Ability to measure enzyme activities gives information not only on protein amount but also on functionality. Measurements in parallel of different parameters allow establishment of ratios (i.e enzyme activity ratios) and because CV% of each technique is below 3%, it becomes possible to compare these ratios. As it is also possible to very precisely measure protein sample concentration, all the quantitative tests can be reported to this content.
Iteration in a functional study becomes possible and allows analyzing compound or drug effects in dynamic fashion. If a time-dependent experiment has been designed, all samples are analyzed in parallel on the same apparatus at the same time with the same technical constraints, hereby limiting possible drawbacks.
Catalytic dysfunctions in mitochondrial and/or oxidative stress pathways that lead to bioenergetics defects have been reported in large number of species (from unicellular to multicellular eukaryotes, from vegetal to animal). In mammals, whereas oxidative stress (OS) seems ubiquitously distributed, respiratory chain (RCC) dysfunction is frequently observed in specialized tissues. As compound evaluation can be performed either in preclinical or clinical stages, development of versatile diagnostic assays usable either on a large subset of cells and/or tissues or on a variety of living species (from yeast to humans) is strongly mandatory. Traditional quantification methods either for RCC or OS are usually labour-intensive and time-consuming because still largely manual. Thus, they are only available in a small number of very specialized laboratories able to extract with appropriate means mitochondria from whole cells. Most of conventional techniques lack analytical performances, especially precision, with intra- and inter-CV % largely above 10%, impairing detection of tiny variations that are common in chronic illnesses. In addition, measurement of a large panel of markers necessitates the use of a big range of different techniques. It also requires to measure parameters successively and never in parallel, generating an unavoidable degradation of starting material.
Radar panel results allows immediate comparison of different cultured cells at their metabolism level. It becomes possible to compare different cells, different tissues, different animals…
It is easy to compare a control cell line (here, normal prostate PNT2 cells) to their cancer neighbors (LNCaP and metastatic PC3 cells). Interestingly , it is of note that PC3 cell is likely to be the one that displays the most important GSH concentration, a possible way to resist to chemotherapy.
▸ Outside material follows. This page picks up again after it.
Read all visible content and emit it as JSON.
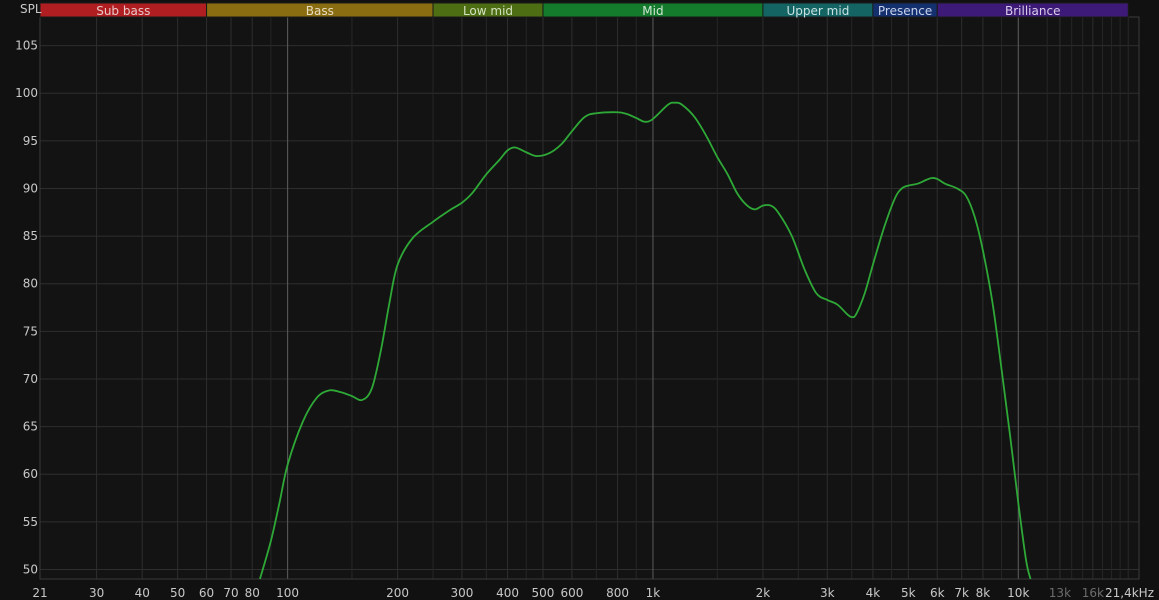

It is possible to compare the effect of drug concentrations (here, glucose as a well known toxic for cells at high concentrations). The highest glucose concentration decreases RCC with a drop in ATP synthesis that try to be compensate by an increase in complex V activity. High glucose generates an oxidative stress ,largely of mitochondrial origin (increased SOD2) ,that induces GSH depletion and GSSG increase. Dysfunction of RCC induces lactate production through LDH activity.
Aside static data, it is possible to iterate quantification and observe metabolic dynamic changes. When compared at three different times, it is possible to observe the progressive effect of high glucose on RCC dysfunction then GSH depletion and GSSG synthesis.